I have to disagree with the notion of Australia living the good life at others expense. It owes a debt of gratitude to no country, other than itself.
Reply With Quote Quick reply to this message
 
Old 03-01-2012, 11:01 AM
 
Location: Western Massachusetts
27,019 posts, read 13,411,049 times
Reputation: 8581
How's California's coastline unvaried? I can't think how it could be unvaried.
Reply With Quote Quick reply to this message
 
Old 03-01-2012, 11:27 AM
 
Location: Top of the South (Nelson), NZ
6,943 posts, read 3,266,919 times
Reputation: 2415
Quote:
Originally Posted by nei View Post
How's California's coastline unvaried? I can't think how it could be unvaried.
It seemed to lack a lot of geographical features I'm used to -Sounds, fiords, large harbours (apart from SF) large estuaries, indented coastline in general.
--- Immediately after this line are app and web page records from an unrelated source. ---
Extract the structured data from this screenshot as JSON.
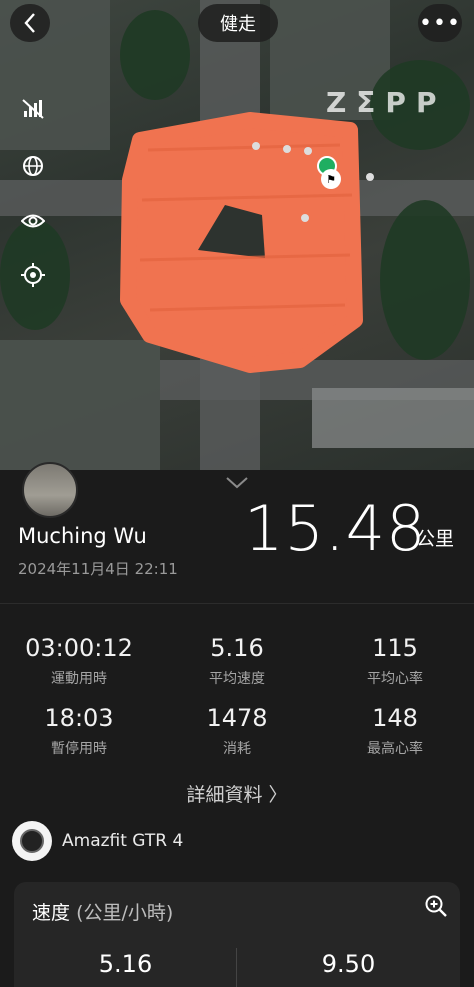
{
  "header": {
    "title": "健走",
    "brand": "ZΣPP"
  },
  "map_controls": {
    "icons": [
      "signal-off-icon",
      "globe-icon",
      "eye-icon",
      "locate-icon"
    ]
  },
  "user": {
    "name": "Muching Wu",
    "datetime": "2024年11月4日 22:11"
  },
  "summary": {
    "distance": "15.48",
    "unit": "公里"
  },
  "stats": [
    {
      "value": "03:00:12",
      "label": "運動用時"
    },
    {
      "value": "5.16",
      "label": "平均速度"
    },
    {
      "value": "115",
      "label": "平均心率"
    },
    {
      "value": "18:03",
      "label": "暫停用時"
    },
    {
      "value": "1478",
      "label": "消耗"
    },
    {
      "value": "148",
      "label": "最高心率"
    }
  ],
  "detail_link": "詳細資料 〉",
  "device": {
    "name": "Amazfit GTR 4"
  },
  "speed": {
    "title": "速度",
    "unit": "(公里/小時)",
    "avg": "5.16",
    "max": "9.50"
  },
  "colors": {
    "route": "#f07350",
    "background": "#1b1b1b"
  }
}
I've driven the length of it's coast, and while I thought it was beautiful, I do remember thinking it was less varied than I was used to. NZ has a coast line about 3 times the distance of Californias, so could be expected to have more variation.

The US eastcoast looks more varied to me.
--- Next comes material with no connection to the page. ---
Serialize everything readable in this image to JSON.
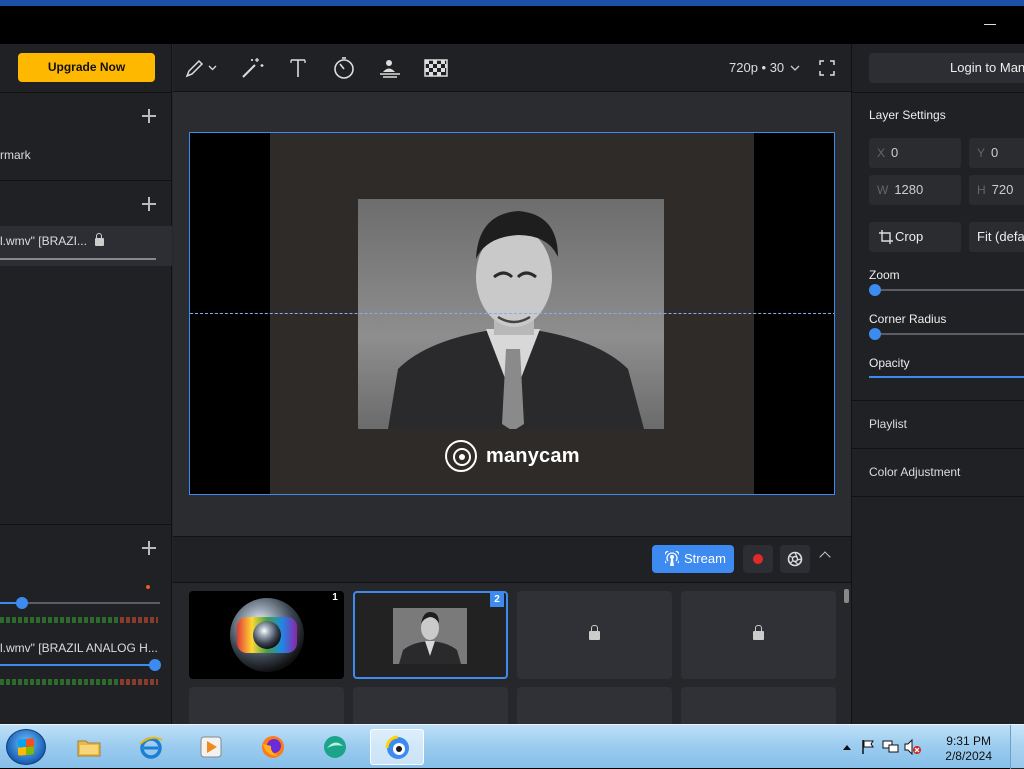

Last edited by Joe90; 03-01-2012 at 11:39 AM..
Reply With Quote Quick reply to this message
 
Old 03-01-2012, 11:42 AM
 
Location: Western Massachusetts
27,019 posts, read 13,411,049 times
Reputation: 8581
Quote:
Originally Posted by Joe90 View Post
It seemed to lack a lot of geographical features I'm used to -Sounds, fiords, large harbours (apart from SF) large estuaries, indented coastline in general.
When I thought varied I was thinking topography such as this (both of California):





The east coast is rather dull and unvaried in comparison.
Reply With Quote Quick reply to this message
 
Old 03-01-2012, 11:59 AM
 
Location: Top of the South (Nelson), NZ
6,943 posts, read 3,266,919 times
Reputation: 2415
It is certainly a beautiful and rugged coastline, but I would typically expect to see something quite different just around the corner- a huge sandy beach, a big estuary, mangrove lined harbours, massive sand dunes, mountains coming right down to the sea.
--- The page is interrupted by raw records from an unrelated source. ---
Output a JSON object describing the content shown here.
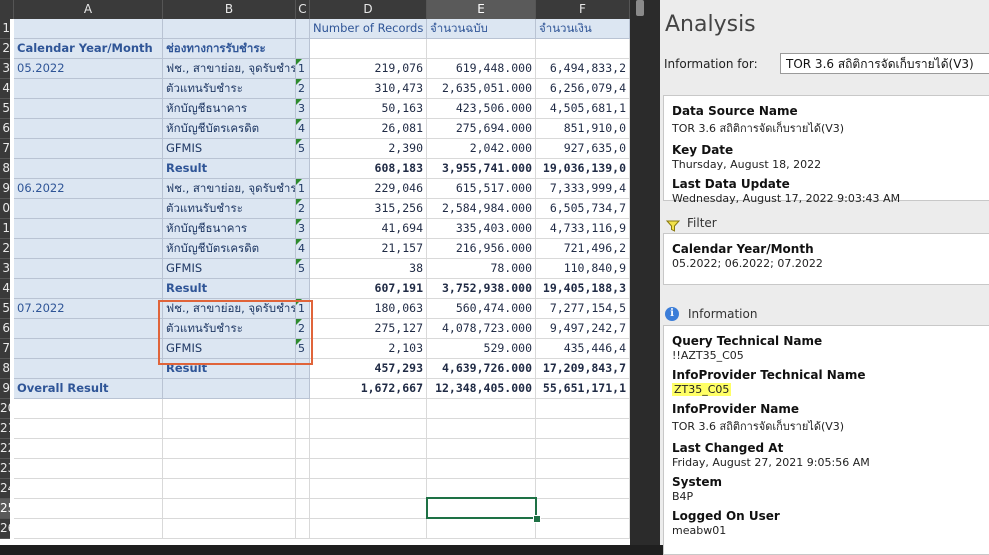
{
  "sheet": {
    "columns": [
      "A",
      "B",
      "C",
      "D",
      "E",
      "F"
    ],
    "rows": [
      "1",
      "2",
      "3",
      "4",
      "5",
      "6",
      "7",
      "8",
      "9",
      "0",
      "1",
      "2",
      "3",
      "4",
      "5",
      "6",
      "7",
      "8",
      "9",
      "20",
      "21",
      "22",
      "23",
      "24",
      "25",
      "26"
    ],
    "header": {
      "d": "Number of Records",
      "e": "จำนวนฉบับ",
      "f": "จำนวนเงิน",
      "a2": "Calendar Year/Month",
      "b2": "ช่องทางการรับชำระ"
    },
    "data": [
      {
        "a": "05.2022",
        "b": "ฟช., สาขาย่อย, จุดรับชำระ",
        "c": "1",
        "d": "219,076",
        "e": "619,448.000",
        "f": "6,494,833,2"
      },
      {
        "a": "",
        "b": "ตัวแทนรับชำระ",
        "c": "2",
        "d": "310,473",
        "e": "2,635,051.000",
        "f": "6,256,079,4"
      },
      {
        "a": "",
        "b": "หักบัญชีธนาคาร",
        "c": "3",
        "d": "50,163",
        "e": "423,506.000",
        "f": "4,505,681,1"
      },
      {
        "a": "",
        "b": "หักบัญชีบัตรเครดิต",
        "c": "4",
        "d": "26,081",
        "e": "275,694.000",
        "f": "851,910,0"
      },
      {
        "a": "",
        "b": "GFMIS",
        "c": "5",
        "d": "2,390",
        "e": "2,042.000",
        "f": "927,635,0"
      },
      {
        "a": "",
        "b": "Result",
        "c": "",
        "d": "608,183",
        "e": "3,955,741.000",
        "f": "19,036,139,0"
      },
      {
        "a": "06.2022",
        "b": "ฟช., สาขาย่อย, จุดรับชำระ",
        "c": "1",
        "d": "229,046",
        "e": "615,517.000",
        "f": "7,333,999,4"
      },
      {
        "a": "",
        "b": "ตัวแทนรับชำระ",
        "c": "2",
        "d": "315,256",
        "e": "2,584,984.000",
        "f": "6,505,734,7"
      },
      {
        "a": "",
        "b": "หักบัญชีธนาคาร",
        "c": "3",
        "d": "41,694",
        "e": "335,403.000",
        "f": "4,733,116,9"
      },
      {
        "a": "",
        "b": "หักบัญชีบัตรเครดิต",
        "c": "4",
        "d": "21,157",
        "e": "216,956.000",
        "f": "721,496,2"
      },
      {
        "a": "",
        "b": "GFMIS",
        "c": "5",
        "d": "38",
        "e": "78.000",
        "f": "110,840,9"
      },
      {
        "a": "",
        "b": "Result",
        "c": "",
        "d": "607,191",
        "e": "3,752,938.000",
        "f": "19,405,188,3"
      },
      {
        "a": "07.2022",
        "b": "ฟช., สาขาย่อย, จุดรับชำระ",
        "c": "1",
        "d": "180,063",
        "e": "560,474.000",
        "f": "7,277,154,5"
      },
      {
        "a": "",
        "b": "ตัวแทนรับชำระ",
        "c": "2",
        "d": "275,127",
        "e": "4,078,723.000",
        "f": "9,497,242,7"
      },
      {
        "a": "",
        "b": "GFMIS",
        "c": "5",
        "d": "2,103",
        "e": "529.000",
        "f": "435,446,4"
      },
      {
        "a": "",
        "b": "Result",
        "c": "",
        "d": "457,293",
        "e": "4,639,726.000",
        "f": "17,209,843,7"
      },
      {
        "a": "Overall Result",
        "b": "",
        "c": "",
        "d": "1,672,667",
        "e": "12,348,405.000",
        "f": "55,651,171,1"
      }
    ]
  },
  "analysis": {
    "title": "Analysis",
    "info_for_label": "Information for:",
    "info_for_value": "TOR 3.6 สถิติการจัดเก็บรายได้(V3)",
    "source": [
      {
        "label": "Data Source Name",
        "value": "TOR 3.6 สถิติการจัดเก็บรายได้(V3)"
      },
      {
        "label": "Key Date",
        "value": "Thursday, August 18, 2022"
      },
      {
        "label": "Last Data Update",
        "value": "Wednesday, August 17, 2022 9:03:43 AM"
      }
    ],
    "filter_title": "Filter",
    "filter": [
      {
        "label": "Calendar Year/Month",
        "value": "05.2022; 06.2022; 07.2022"
      }
    ],
    "info_title": "Information",
    "info": [
      {
        "label": "Query Technical Name",
        "value": "!!AZT35_C05"
      },
      {
        "label": "InfoProvider Technical Name",
        "value": "ZT35_C05"
      },
      {
        "label": "InfoProvider Name",
        "value": "TOR 3.6 สถิติการจัดเก็บรายได้(V3)"
      },
      {
        "label": "Last Changed At",
        "value": "Friday, August 27, 2021 9:05:56 AM"
      },
      {
        "label": "System",
        "value": "B4P"
      },
      {
        "label": "Logged On User",
        "value": "meabw01"
      }
    ]
  }
}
I liked the California coast, but from what I remember, it was mostly like the photos you posted, or sandy beaches.

I will have to check out the east coast one day.
Reply With Quote Quick reply to this message
 
Old 03-01-2012, 01:54 PM
 
Location: Mid Atlantic USA
5,754 posts, read 2,760,783 times
Reputation: 3034
Quote:
Originally Posted by Joe90 View Post
I recently met a couple from Arizona, who move up to Portland for the summer. Since they had retired, they no longer wanted to spend the summer in Phoenix. They thought that our summer felt like a humid Phoenix winter.

California would have the perfect climate/geography for me, except for two things. A dry summer, which I don't like, and a relatively unvaried coastline. Apart from those things, it would be fantastic.

I have to disagree with the notion of Australia living the good life at others expense. It owes a debt of gratitude to no country, other than itself.
I never said anything about people living the good life at our expense. They get to stay in the background cause they are not a superpower or a large power. It's a well known fact how much we spend on defense cause we play the policeman.

And I have to disagree. Australia, the US, NZ and Canada owe a debt of gratitude to the UK. Without the UK, we wouldn't exist. The greatest gift we got from them was that we were colonies of theirs, and they laid very good foundations.
Reply With Quote Quick reply to this message
Please register to post and access all features of our very popular forum. It is free and quick. Over $68,000 in prizes has already been given out to active posters on our forum. Additional giveaways are planned.

Detailed information about all U.S. cities, counties, and zip codes on our site: City-data.com.


Reply
Please update this thread with any new information or opinions. This open thread is still read by thousands of people, so we encourage all additional points of view.

Quick Reply
Message:

Over $84,000 in prizes was already given out to active posters on our forum and additional giveaways are planned!

Go Back   City-Data Forum > General Forums > Weather

All times are GMT -6.

© 2005-2014, Advameg, Inc.

City-Data.com - Archive 1, 2, 3, 4, 5, 6, 7, 8, 9, 10, 11, 12, 13, 14, 15, 16, 17, 18, 19, 20, 21, 22, 23, 24, 25 - Top